I see how for i=j, the Kronecker delta arises. Sorry but I am too bad at this and I still cannot work out the rest of the terms. Can you take me by hand or show the derivation in detail?

ChrisVer
Gold Member
because in most of the cases this is an exercises, you should just keep track of your indices and what you get....
I guess could help you if you showed me what you did, where you've reached. In most of cases it's just a to-be-done-carefully calculation, and at one point you have to use trigonometric identities (if I recall well)...
One thing is for sure, after you found the case of delta, you need also to add to this the cases where i is not equal to j.... and from that see what you get for that term...

Orodruin
Staff Emeritus
Homework Helper
Gold Member
So you simply write the square of the absolute value as the complex number times its conjugate and you get the Δm differences.
I see how for i=j, the Kronecker delta arises. Sorry but I am too bad at this and I still cannot work out the rest of the terms. Can you take me by hand or show the derivation in detail?

For the remaining terms (##i \neq j##), you have one term for ##i > j## and one term for ##j < i##. Consider how they are related by writing out both sums and then changing the summation indices in one of them. After that you can make use of the relations
$$z + z^* = 2 Re(z), \quad z - z^* = 2 Im(z)$$
(Also note that ##\Delta E_{ij} = - \Delta E_{ji}## ...)
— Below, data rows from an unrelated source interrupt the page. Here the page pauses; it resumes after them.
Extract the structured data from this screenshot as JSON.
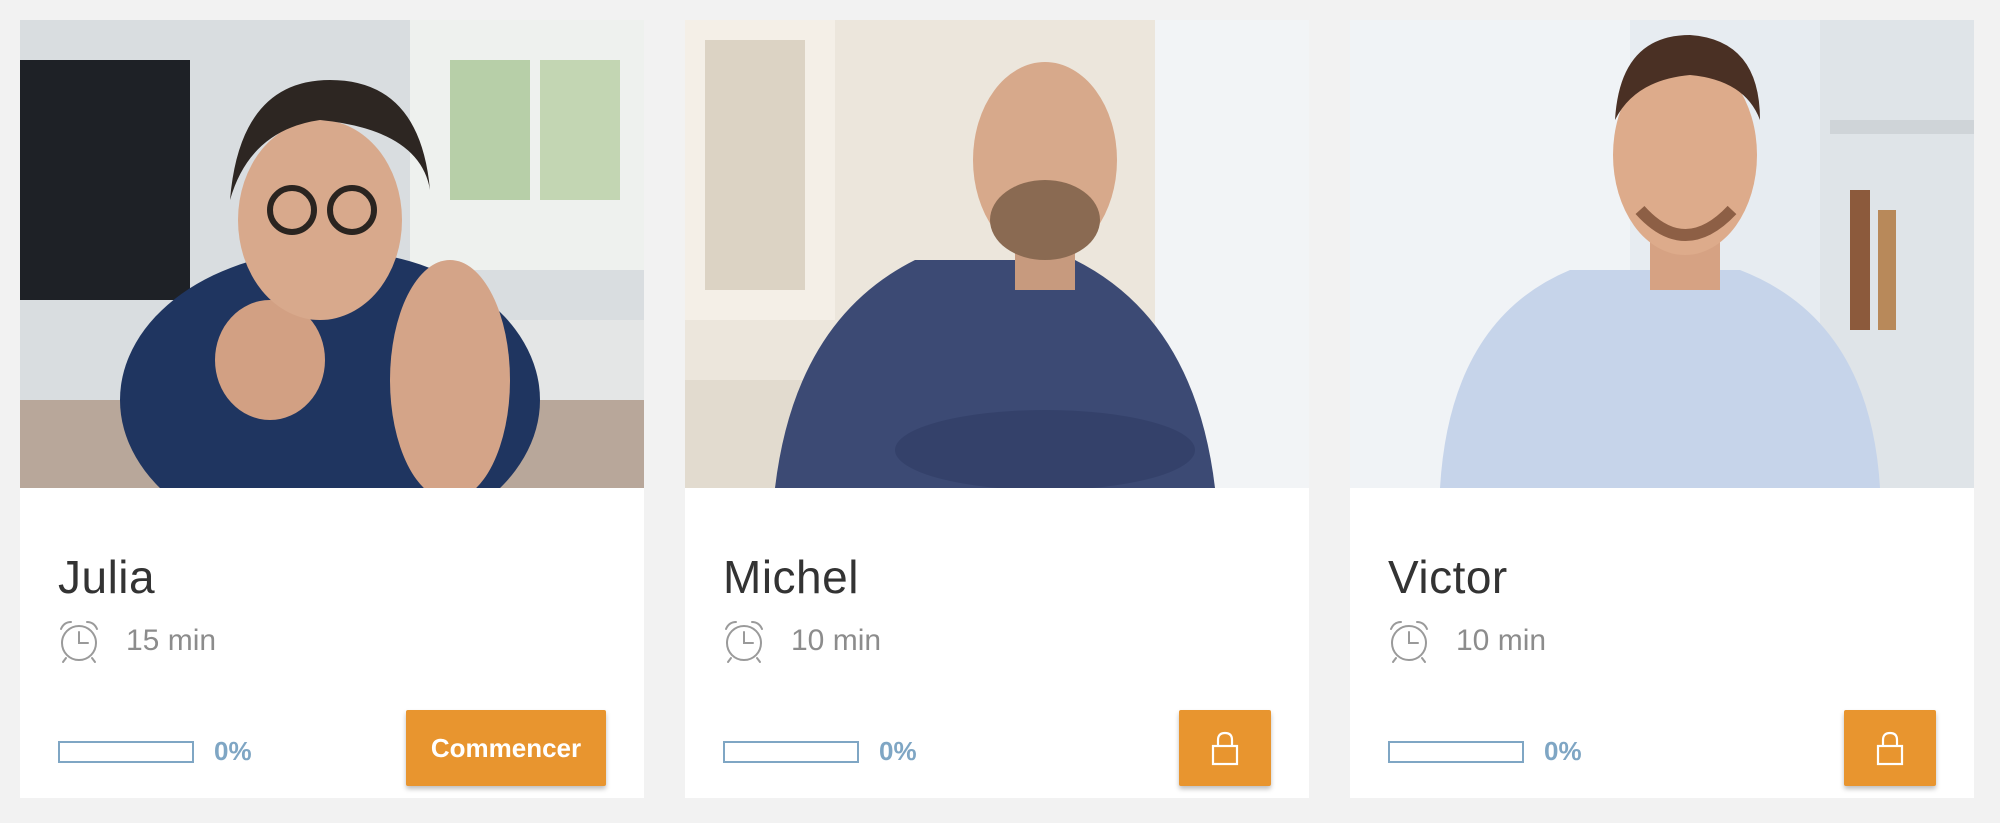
{
  "colors": {
    "accent": "#e8952f",
    "progress": "#7fa6c4",
    "background": "#f2f2f2"
  },
  "cards": [
    {
      "name": "Julia",
      "duration": "15 min",
      "progress": 0,
      "progress_label": "0%",
      "action": {
        "type": "start",
        "label": "Commencer"
      },
      "icon": "alarm-clock-icon"
    },
    {
      "name": "Michel",
      "duration": "10 min",
      "progress": 0,
      "progress_label": "0%",
      "action": {
        "type": "locked",
        "icon": "lock-icon"
      },
      "icon": "alarm-clock-icon"
    },
    {
      "name": "Victor",
      "duration": "10 min",
      "progress": 0,
      "progress_label": "0%",
      "action": {
        "type": "locked",
        "icon": "lock-icon"
      },
      "icon": "alarm-clock-icon"
    }
  ]
}
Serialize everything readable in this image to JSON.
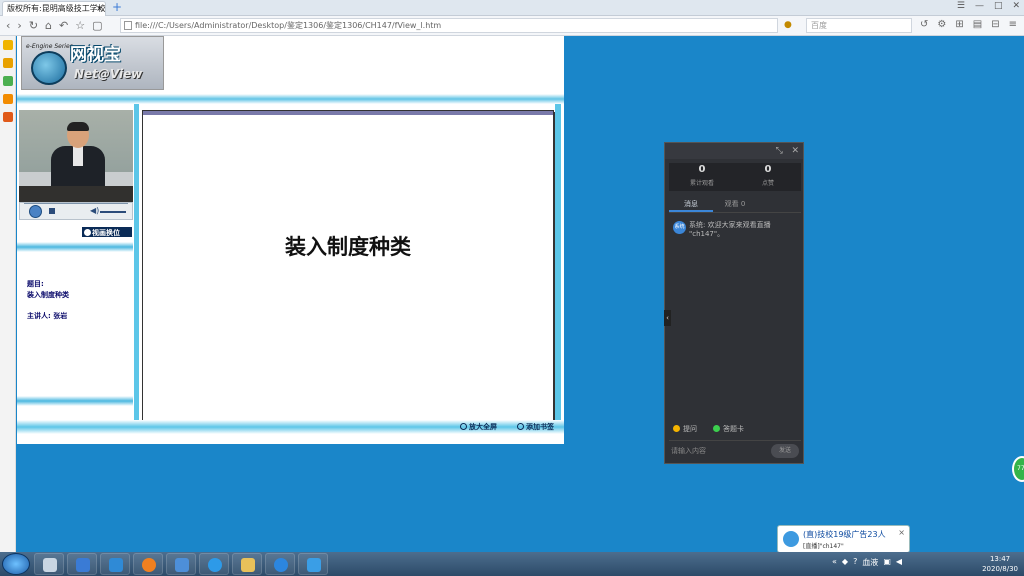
{
  "browser": {
    "tab_title": "版权所有:昆明高级技工学校(C",
    "tab_close": "×",
    "new_tab": "+",
    "address": "file:///C:/Users/Administrator/Desktop/鉴定1306/鉴定1306/CH147/fView_l.htm",
    "search_placeholder": "百度",
    "win_controls": [
      "☰",
      "—",
      "□",
      "✕"
    ],
    "nav_icons": [
      "‹",
      "›",
      "↻",
      "⌂",
      "↶",
      "☆",
      "▢"
    ],
    "right_icons": [
      "↺",
      "⚙",
      "⊞",
      "▤",
      "⊟",
      "≡"
    ]
  },
  "side_icons": [
    {
      "name": "star-icon",
      "color": "#f0b400"
    },
    {
      "name": "note-icon",
      "color": "#e8a100"
    },
    {
      "name": "chat-icon",
      "color": "#4caf50"
    },
    {
      "name": "rss-icon",
      "color": "#f28b00"
    },
    {
      "name": "history-icon",
      "color": "#e05a1a"
    }
  ],
  "logo": {
    "series": "e-Engine Series",
    "cn": "网视宝",
    "en": "Net@View"
  },
  "player": {
    "switch_label": "视画换位",
    "volume_icon": "◀)"
  },
  "course_info": {
    "title_label": "题目:",
    "title_value": "装入制度种类",
    "speaker_label": "主讲人:",
    "speaker_value": "张岩"
  },
  "slide": {
    "heading": "装入制度种类"
  },
  "footer": {
    "fullscreen": "放大全屏",
    "add_bookmark": "添加书签"
  },
  "chat": {
    "header_icons": [
      "⤡",
      "✕"
    ],
    "stats": [
      {
        "value": "0",
        "label": "累计观看"
      },
      {
        "value": "0",
        "label": "点赞"
      }
    ],
    "tabs": [
      "消息",
      "观看 0"
    ],
    "message_avatar": "系统",
    "message_text": "系统: 欢迎大家来观看直播 \"ch147\"。",
    "options": [
      {
        "label": "提问",
        "color": "#f5b400"
      },
      {
        "label": "答题卡",
        "color": "#3ccf4e"
      }
    ],
    "input_placeholder": "请输入内容",
    "send_label": "发送",
    "collapse_icon": "‹"
  },
  "green_bubble": "77k",
  "notification": {
    "line1": "(直)技校19级广告23人",
    "line2": "[直播]\"ch147\"",
    "close": "×"
  },
  "taskbar": {
    "apps": [
      {
        "name": "notepad-app",
        "color": "#c9d6e3"
      },
      {
        "name": "calculator-app",
        "color": "#3a7bd5"
      },
      {
        "name": "monitor-app",
        "color": "#2f8ad6"
      },
      {
        "name": "firefox-app",
        "color": "#f08020"
      },
      {
        "name": "feather-app",
        "color": "#4d8fd9"
      },
      {
        "name": "qq-app",
        "color": "#2d9ae8"
      },
      {
        "name": "explorer-app",
        "color": "#e8c15a"
      },
      {
        "name": "live-app",
        "color": "#2c86df"
      },
      {
        "name": "camera-app",
        "color": "#3a9ee6"
      }
    ],
    "tray_text": "血液",
    "time": "13:47",
    "date": "2020/8/30"
  }
}
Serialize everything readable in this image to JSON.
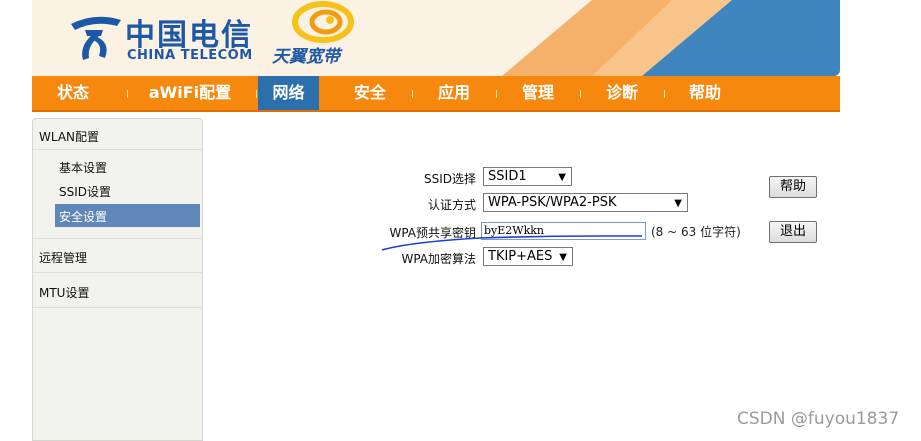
{
  "header": {
    "logo_cn": "中国电信",
    "logo_en": "CHINA TELECOM",
    "brand_text": "天翼宽带",
    "colors": {
      "orange": "#f7880e",
      "blue": "#2b6fad",
      "peach": "#f5b06a"
    }
  },
  "nav": {
    "items": [
      {
        "label": "状态"
      },
      {
        "label": "aWiFi配置"
      },
      {
        "label": "网络",
        "active": true
      },
      {
        "label": "安全"
      },
      {
        "label": "应用"
      },
      {
        "label": "管理"
      },
      {
        "label": "诊断"
      },
      {
        "label": "帮助"
      }
    ]
  },
  "sidebar": {
    "groups": [
      {
        "label": "WLAN配置",
        "subitems": [
          "基本设置",
          "SSID设置",
          "安全设置"
        ],
        "active_subitem": "安全设置"
      },
      {
        "label": "远程管理"
      },
      {
        "label": "MTU设置"
      }
    ]
  },
  "form": {
    "ssid_label": "SSID选择",
    "ssid_value": "SSID1",
    "auth_label": "认证方式",
    "auth_value": "WPA-PSK/WPA2-PSK",
    "psk_label": "WPA预共享密钥",
    "psk_value": "byE2Wkkn",
    "psk_hint": "(8 ~ 63 位字符)",
    "enc_label": "WPA加密算法",
    "enc_value": "TKIP+AES"
  },
  "buttons": {
    "help": "帮助",
    "logout": "退出"
  },
  "watermark": "CSDN @fuyou1837",
  "annotation_color": "#1a3fd0"
}
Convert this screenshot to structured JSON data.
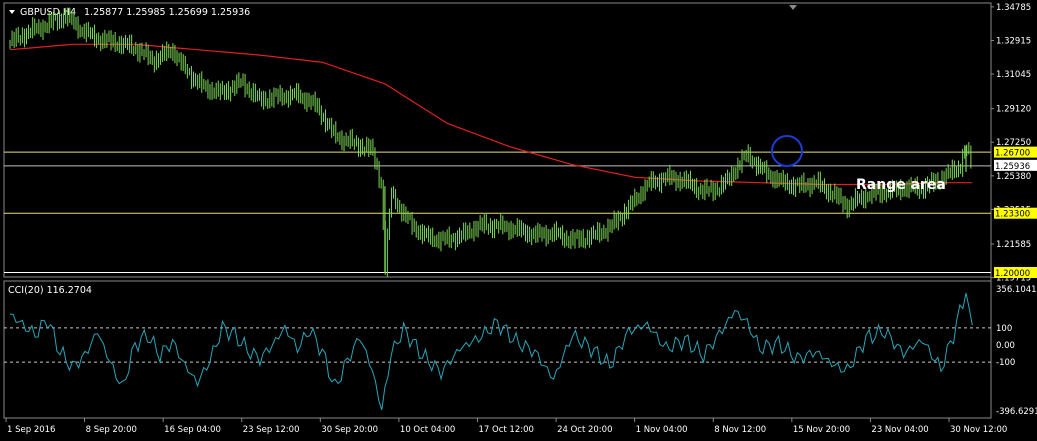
{
  "header": {
    "symbol": "GBPUSD,H4",
    "ohlc": "1.25877 1.25985 1.25699 1.25936",
    "cci_title": "CCI(20) 116.2704"
  },
  "annotation": {
    "range_label": "Range area"
  },
  "colors": {
    "background": "#000000",
    "candles": "#7ed957",
    "moving_average": "#e02020",
    "horizontal_lines": "#e8e070",
    "price_line": "#c0c0c0",
    "cci_line": "#2aa5b8",
    "circle": "#1b3ad6",
    "label_bg": "#ffff00",
    "frame": "#8a8a8a",
    "text": "#ffffff"
  },
  "chart_data": [
    {
      "type": "line",
      "name_printed": "GBPUSD,H4",
      "ylim": [
        1.1975,
        1.35
      ],
      "y_ticks": [
        "1.34785",
        "1.32915",
        "1.31045",
        "1.29120",
        "1.27250",
        "1.25380",
        "1.23515",
        "1.21585",
        "1.19715"
      ],
      "x_ticks": [
        "1 Sep 2016",
        "8 Sep 20:00",
        "16 Sep 04:00",
        "23 Sep 12:00",
        "30 Sep 20:00",
        "10 Oct 04:00",
        "17 Oct 12:00",
        "24 Oct 20:00",
        "1 Nov 04:00",
        "8 Nov 12:00",
        "15 Nov 20:00",
        "23 Nov 04:00",
        "30 Nov 12:00"
      ],
      "horizontal_levels": [
        {
          "label": "1.26700",
          "value": 1.267
        },
        {
          "label": "1.23300",
          "value": 1.233
        },
        {
          "label": "1.20000",
          "value": 1.2
        }
      ],
      "current_price": {
        "label": "1.25936",
        "value": 1.25936
      },
      "price_path": [
        [
          0,
          1.328
        ],
        [
          3,
          1.334
        ],
        [
          6,
          1.338
        ],
        [
          9,
          1.343
        ],
        [
          11,
          1.336
        ],
        [
          14,
          1.33
        ],
        [
          17,
          1.328
        ],
        [
          20,
          1.325
        ],
        [
          23,
          1.318
        ],
        [
          26,
          1.324
        ],
        [
          28,
          1.313
        ],
        [
          31,
          1.303
        ],
        [
          34,
          1.3
        ],
        [
          37,
          1.306
        ],
        [
          40,
          1.296
        ],
        [
          43,
          1.298
        ],
        [
          46,
          1.299
        ],
        [
          49,
          1.293
        ],
        [
          52,
          1.276
        ],
        [
          55,
          1.272
        ],
        [
          58,
          1.268
        ],
        [
          59.5,
          1.248
        ],
        [
          60,
          1.2
        ],
        [
          61,
          1.245
        ],
        [
          63,
          1.232
        ],
        [
          66,
          1.221
        ],
        [
          69,
          1.218
        ],
        [
          72,
          1.22
        ],
        [
          75,
          1.226
        ],
        [
          78,
          1.226
        ],
        [
          81,
          1.224
        ],
        [
          84,
          1.221
        ],
        [
          87,
          1.222
        ],
        [
          90,
          1.218
        ],
        [
          93,
          1.22
        ],
        [
          96,
          1.225
        ],
        [
          99,
          1.236
        ],
        [
          102,
          1.249
        ],
        [
          105,
          1.253
        ],
        [
          108,
          1.251
        ],
        [
          111,
          1.245
        ],
        [
          114,
          1.248
        ],
        [
          116,
          1.257
        ],
        [
          118,
          1.266
        ],
        [
          120,
          1.258
        ],
        [
          123,
          1.251
        ],
        [
          126,
          1.248
        ],
        [
          129,
          1.25
        ],
        [
          132,
          1.243
        ],
        [
          134,
          1.237
        ],
        [
          137,
          1.243
        ],
        [
          140,
          1.245
        ],
        [
          143,
          1.247
        ],
        [
          146,
          1.247
        ],
        [
          149,
          1.252
        ],
        [
          152,
          1.259
        ],
        [
          153,
          1.27
        ],
        [
          154,
          1.2594
        ]
      ],
      "moving_average": [
        [
          0,
          1.324
        ],
        [
          10,
          1.327
        ],
        [
          20,
          1.327
        ],
        [
          30,
          1.324
        ],
        [
          40,
          1.321
        ],
        [
          50,
          1.317
        ],
        [
          60,
          1.305
        ],
        [
          70,
          1.283
        ],
        [
          80,
          1.27
        ],
        [
          90,
          1.26
        ],
        [
          100,
          1.253
        ],
        [
          110,
          1.251
        ],
        [
          120,
          1.25
        ],
        [
          130,
          1.249
        ],
        [
          140,
          1.249
        ],
        [
          150,
          1.25
        ],
        [
          154,
          1.25
        ]
      ]
    },
    {
      "type": "line",
      "name_printed": "CCI(20) 116.2704",
      "ylim": [
        -396.6291,
        356.1041
      ],
      "y_ticks": [
        {
          "label": "356.1041",
          "value": 356.1041
        },
        {
          "label": "100",
          "value": 100
        },
        {
          "label": "0.00",
          "value": 0
        },
        {
          "label": "-100",
          "value": -100
        },
        {
          "label": "-396.6291",
          "value": -396.6291
        }
      ],
      "reference_levels": [
        100,
        -100
      ],
      "values": [
        [
          0,
          180
        ],
        [
          2,
          120
        ],
        [
          4,
          60
        ],
        [
          6,
          150
        ],
        [
          8,
          -40
        ],
        [
          10,
          -130
        ],
        [
          12,
          -60
        ],
        [
          14,
          80
        ],
        [
          16,
          -100
        ],
        [
          18,
          -250
        ],
        [
          20,
          0
        ],
        [
          22,
          60
        ],
        [
          24,
          -60
        ],
        [
          26,
          20
        ],
        [
          28,
          -120
        ],
        [
          30,
          -220
        ],
        [
          32,
          -90
        ],
        [
          34,
          100
        ],
        [
          36,
          60
        ],
        [
          38,
          -30
        ],
        [
          40,
          -80
        ],
        [
          42,
          0
        ],
        [
          44,
          100
        ],
        [
          46,
          -20
        ],
        [
          48,
          90
        ],
        [
          50,
          -40
        ],
        [
          52,
          -250
        ],
        [
          54,
          -90
        ],
        [
          56,
          50
        ],
        [
          58,
          -150
        ],
        [
          59.5,
          -380
        ],
        [
          61,
          -50
        ],
        [
          63,
          90
        ],
        [
          66,
          -60
        ],
        [
          69,
          -160
        ],
        [
          72,
          -20
        ],
        [
          75,
          40
        ],
        [
          78,
          130
        ],
        [
          81,
          20
        ],
        [
          84,
          -40
        ],
        [
          87,
          -200
        ],
        [
          90,
          60
        ],
        [
          93,
          -20
        ],
        [
          96,
          -120
        ],
        [
          99,
          80
        ],
        [
          102,
          120
        ],
        [
          105,
          -20
        ],
        [
          108,
          30
        ],
        [
          111,
          -60
        ],
        [
          114,
          90
        ],
        [
          116,
          200
        ],
        [
          118,
          130
        ],
        [
          120,
          -20
        ],
        [
          123,
          10
        ],
        [
          126,
          -80
        ],
        [
          129,
          -40
        ],
        [
          132,
          -120
        ],
        [
          134,
          -150
        ],
        [
          137,
          40
        ],
        [
          140,
          80
        ],
        [
          143,
          -50
        ],
        [
          146,
          30
        ],
        [
          149,
          -140
        ],
        [
          151,
          60
        ],
        [
          153,
          320
        ],
        [
          154,
          116.27
        ]
      ]
    }
  ]
}
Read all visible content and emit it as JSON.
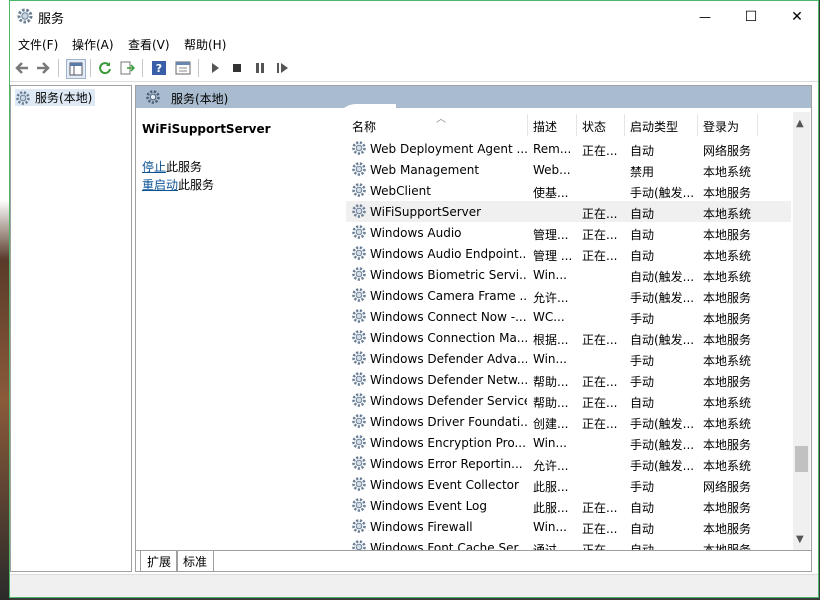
{
  "window": {
    "title": "服务"
  },
  "controls": {
    "minimize": "—",
    "maximize": "☐",
    "close": "✕"
  },
  "menu": [
    "文件(F)",
    "操作(A)",
    "查看(V)",
    "帮助(H)"
  ],
  "tree": {
    "item": "服务(本地)"
  },
  "panel": {
    "header": "服务(本地)"
  },
  "detail": {
    "service_name": "WiFiSupportServer",
    "stop_link": "停止",
    "stop_suffix": "此服务",
    "restart_link": "重启动",
    "restart_suffix": "此服务"
  },
  "columns": {
    "name": "名称",
    "desc": "描述",
    "status": "状态",
    "startup": "启动类型",
    "logon": "登录为"
  },
  "rows": [
    {
      "name": "Web Deployment Agent ...",
      "desc": "Rem...",
      "status": "正在...",
      "startup": "自动",
      "logon": "网络服务"
    },
    {
      "name": "Web Management",
      "desc": "Web...",
      "status": "",
      "startup": "禁用",
      "logon": "本地系统"
    },
    {
      "name": "WebClient",
      "desc": "使基...",
      "status": "",
      "startup": "手动(触发...",
      "logon": "本地服务"
    },
    {
      "name": "WiFiSupportServer",
      "desc": "",
      "status": "正在...",
      "startup": "自动",
      "logon": "本地系统"
    },
    {
      "name": "Windows Audio",
      "desc": "管理...",
      "status": "正在...",
      "startup": "自动",
      "logon": "本地服务"
    },
    {
      "name": "Windows Audio Endpoint...",
      "desc": "管理 ...",
      "status": "正在...",
      "startup": "自动",
      "logon": "本地系统"
    },
    {
      "name": "Windows Biometric Servi...",
      "desc": "Win...",
      "status": "",
      "startup": "自动(触发...",
      "logon": "本地系统"
    },
    {
      "name": "Windows Camera Frame ...",
      "desc": "允许...",
      "status": "",
      "startup": "手动(触发...",
      "logon": "本地服务"
    },
    {
      "name": "Windows Connect Now -...",
      "desc": "WC...",
      "status": "",
      "startup": "手动",
      "logon": "本地服务"
    },
    {
      "name": "Windows Connection Ma...",
      "desc": "根据...",
      "status": "正在...",
      "startup": "自动(触发...",
      "logon": "本地服务"
    },
    {
      "name": "Windows Defender Adva...",
      "desc": "Win...",
      "status": "",
      "startup": "手动",
      "logon": "本地系统"
    },
    {
      "name": "Windows Defender Netw...",
      "desc": "帮助...",
      "status": "正在...",
      "startup": "手动",
      "logon": "本地服务"
    },
    {
      "name": "Windows Defender Service",
      "desc": "帮助...",
      "status": "正在...",
      "startup": "自动",
      "logon": "本地系统"
    },
    {
      "name": "Windows Driver Foundati...",
      "desc": "创建...",
      "status": "正在...",
      "startup": "手动(触发...",
      "logon": "本地系统"
    },
    {
      "name": "Windows Encryption Pro...",
      "desc": "Win...",
      "status": "",
      "startup": "手动(触发...",
      "logon": "本地服务"
    },
    {
      "name": "Windows Error Reportin...",
      "desc": "允许...",
      "status": "",
      "startup": "手动(触发...",
      "logon": "本地系统"
    },
    {
      "name": "Windows Event Collector",
      "desc": "此服...",
      "status": "",
      "startup": "手动",
      "logon": "网络服务"
    },
    {
      "name": "Windows Event Log",
      "desc": "此服...",
      "status": "正在...",
      "startup": "自动",
      "logon": "本地服务"
    },
    {
      "name": "Windows Firewall",
      "desc": "Win...",
      "status": "正在...",
      "startup": "自动",
      "logon": "本地服务"
    },
    {
      "name": "Windows Font Cache Ser...",
      "desc": "通过...",
      "status": "正在...",
      "startup": "自动",
      "logon": "本地服务"
    }
  ],
  "tabs": [
    "扩展",
    "标准"
  ]
}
Thanks for your replies. I have finally worked out the derivation!